More recently, another great teacher- Maharishi Mahesh Yogi brought to the world the Transcendental Meditation technique and the TM Sidhi Programme, which are capable of doing just that.
I would like to begin by sharing an article to illustrate my own experience of this, which was published by the Sanskriti Magazine and India Divine magazines:
Maharishi was right when he said: ‘it is possible to become enlightened in a single lifetime, whilst raising a family and pursuing a career.’
I learned TM in 1968, which was invaluable in giving me ideas to make my lessons interesting and also inspirations for poems. About eleven years later I learned the TM Sidhi programme. Both were invaluable and made my life very pleasant.
However, probably the most momentous thing happened to me on the 20th February 2001 but the peculiar thing about it was that I knew nothing about it until quite recently.
My trip to India was very much like my desire to learn TM. It was initiated by my inner guide. I wasn’t thinking of going anywhere. I was enjoying the quietness of a week long retreat in a TM academy in Suffolk. In the middle of one of his brilliant explanations about Maharishi’s knowledge – Alistair, our teacher – added an aside saying he was taking a group to the Kumbha Mela the next February.
Whilst he returned to his explanation, I received a strong inner prompt for me to go. There was no sound this time but its meaning was absolutely clear. I immediately signed up for it afterwards.
During my time in the TM movement I learned quite a lot about both Maharishi and the time he spent with his guru Swami Brahmanand Saraswati. The latter often said “I feel sorry about anybody who hasn’t got an ishta devata.”

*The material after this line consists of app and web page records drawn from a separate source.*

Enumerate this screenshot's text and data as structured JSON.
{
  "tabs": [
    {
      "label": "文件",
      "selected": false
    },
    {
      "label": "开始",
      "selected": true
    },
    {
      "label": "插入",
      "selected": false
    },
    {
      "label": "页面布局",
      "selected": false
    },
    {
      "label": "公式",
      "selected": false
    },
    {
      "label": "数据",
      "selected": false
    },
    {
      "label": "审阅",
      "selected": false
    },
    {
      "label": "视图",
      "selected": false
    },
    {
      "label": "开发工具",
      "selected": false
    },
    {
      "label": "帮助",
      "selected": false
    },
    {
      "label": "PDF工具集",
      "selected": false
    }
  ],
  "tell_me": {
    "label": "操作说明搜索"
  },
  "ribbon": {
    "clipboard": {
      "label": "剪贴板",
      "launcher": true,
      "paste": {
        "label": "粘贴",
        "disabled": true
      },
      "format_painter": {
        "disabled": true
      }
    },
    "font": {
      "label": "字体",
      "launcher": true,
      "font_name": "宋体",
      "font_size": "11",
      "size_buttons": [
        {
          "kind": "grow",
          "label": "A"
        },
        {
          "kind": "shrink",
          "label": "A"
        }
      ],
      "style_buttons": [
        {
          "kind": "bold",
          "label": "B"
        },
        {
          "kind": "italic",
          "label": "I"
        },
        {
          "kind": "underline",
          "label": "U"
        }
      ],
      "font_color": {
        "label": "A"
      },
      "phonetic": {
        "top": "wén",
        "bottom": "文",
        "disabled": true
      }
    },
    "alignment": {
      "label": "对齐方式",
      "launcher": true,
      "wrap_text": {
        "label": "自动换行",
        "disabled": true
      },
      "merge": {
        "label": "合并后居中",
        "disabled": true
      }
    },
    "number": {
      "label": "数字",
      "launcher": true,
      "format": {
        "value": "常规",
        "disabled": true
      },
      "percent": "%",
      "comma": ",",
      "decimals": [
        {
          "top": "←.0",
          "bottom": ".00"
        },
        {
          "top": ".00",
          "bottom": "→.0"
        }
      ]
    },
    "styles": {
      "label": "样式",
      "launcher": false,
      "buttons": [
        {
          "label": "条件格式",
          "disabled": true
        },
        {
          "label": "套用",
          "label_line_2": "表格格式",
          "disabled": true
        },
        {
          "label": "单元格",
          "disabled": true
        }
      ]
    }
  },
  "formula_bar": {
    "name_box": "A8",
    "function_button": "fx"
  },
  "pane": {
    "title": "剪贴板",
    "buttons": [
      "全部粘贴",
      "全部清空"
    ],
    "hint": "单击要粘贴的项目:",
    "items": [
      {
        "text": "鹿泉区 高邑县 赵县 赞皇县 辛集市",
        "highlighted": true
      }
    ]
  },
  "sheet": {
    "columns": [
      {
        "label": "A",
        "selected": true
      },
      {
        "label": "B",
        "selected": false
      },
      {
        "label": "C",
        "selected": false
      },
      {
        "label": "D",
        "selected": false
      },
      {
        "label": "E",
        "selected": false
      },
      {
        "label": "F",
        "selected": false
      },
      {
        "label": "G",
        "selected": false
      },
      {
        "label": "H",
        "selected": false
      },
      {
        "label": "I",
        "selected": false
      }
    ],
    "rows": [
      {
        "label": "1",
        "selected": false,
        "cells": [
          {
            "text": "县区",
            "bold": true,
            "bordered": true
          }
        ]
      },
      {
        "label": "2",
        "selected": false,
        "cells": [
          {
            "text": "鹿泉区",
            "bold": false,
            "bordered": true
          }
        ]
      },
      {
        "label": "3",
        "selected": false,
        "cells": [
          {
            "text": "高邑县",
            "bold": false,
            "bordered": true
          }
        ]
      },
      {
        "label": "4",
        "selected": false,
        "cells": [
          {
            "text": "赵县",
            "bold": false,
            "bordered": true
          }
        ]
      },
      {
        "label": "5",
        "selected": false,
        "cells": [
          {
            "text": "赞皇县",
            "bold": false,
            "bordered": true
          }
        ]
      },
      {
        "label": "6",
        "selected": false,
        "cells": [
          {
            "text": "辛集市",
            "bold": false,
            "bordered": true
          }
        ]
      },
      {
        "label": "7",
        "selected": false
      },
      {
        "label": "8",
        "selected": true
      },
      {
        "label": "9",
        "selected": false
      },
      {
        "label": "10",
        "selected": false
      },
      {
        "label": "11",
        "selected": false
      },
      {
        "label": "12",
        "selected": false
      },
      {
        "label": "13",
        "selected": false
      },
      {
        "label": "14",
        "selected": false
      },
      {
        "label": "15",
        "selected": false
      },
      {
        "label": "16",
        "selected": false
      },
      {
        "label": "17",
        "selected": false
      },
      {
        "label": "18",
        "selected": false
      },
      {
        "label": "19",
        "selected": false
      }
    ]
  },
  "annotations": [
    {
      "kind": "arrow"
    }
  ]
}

I hadn’t a clue about what this meant until I went to the Allahabad Kumbha Mela in 2001. It is held there every twelve years because Allahabad is the sangam
– the confluence of the three holy rivers – the Ganges, Yamuna and the Saraswati. It is believed that it is here that Lord Brahma performed the fire sacrifice that began this particular cycle of creation.
On my first boat trip down the Ganges – I was overcome with emotion – crying, laughing, while chanting spontaneously in Sanskrit without a clue of what was pouring forth from my lips – nor for that matter – what was going on in my pocket!
Indian philosophy cites that the names of these three rivers also correspond to the three main nerve channels in the human body. The sangam of these three major nerve channels is the Ajna centre – often called the third eye located deep behind the forehead.
Later that morning, I was sitting in the hotel lounge writing my diary, when my room-mate arrived and introduced himself to me. He was anxious to relieve himself of his luggage and have a shower after a long car journey. He asked for the key to our room. Without looking, I felt in my pocket and gave it him. His eyes opened wide in surprise!
He was staring at a badly mutilated, exfoliated key-ring – minus the key. I apologised and gave him the key. He went to the desk, held up the offending object and asked for another. Even our knowledgeable guide was unable to explain this strange phenomenon – but he said that it must have been a strong burst of spiritual energy that had caused it to happen.
He was right! The very next day was a pivotal day in my life, which I will never forget. We visited the famous Hanuman Temple. The central and most ornate part of the temple was dedicated to Lord Hanuman – the monkey god. I was still hovering around the Ram and Sita altar to the left, when Alistair gestured the rest of the group to the other end of the temple. On the right of the central Hanuman altar there was one that I didn’t recognise. Our guide was already explaining about the image to the rest of the group when I went over to join them.
The moment I saw it I was overwhelmed by love and bliss. I prostrated myself before her and was once again chanting fluently in Sanskrit, even though I had no conscious knowledge of what I was saying.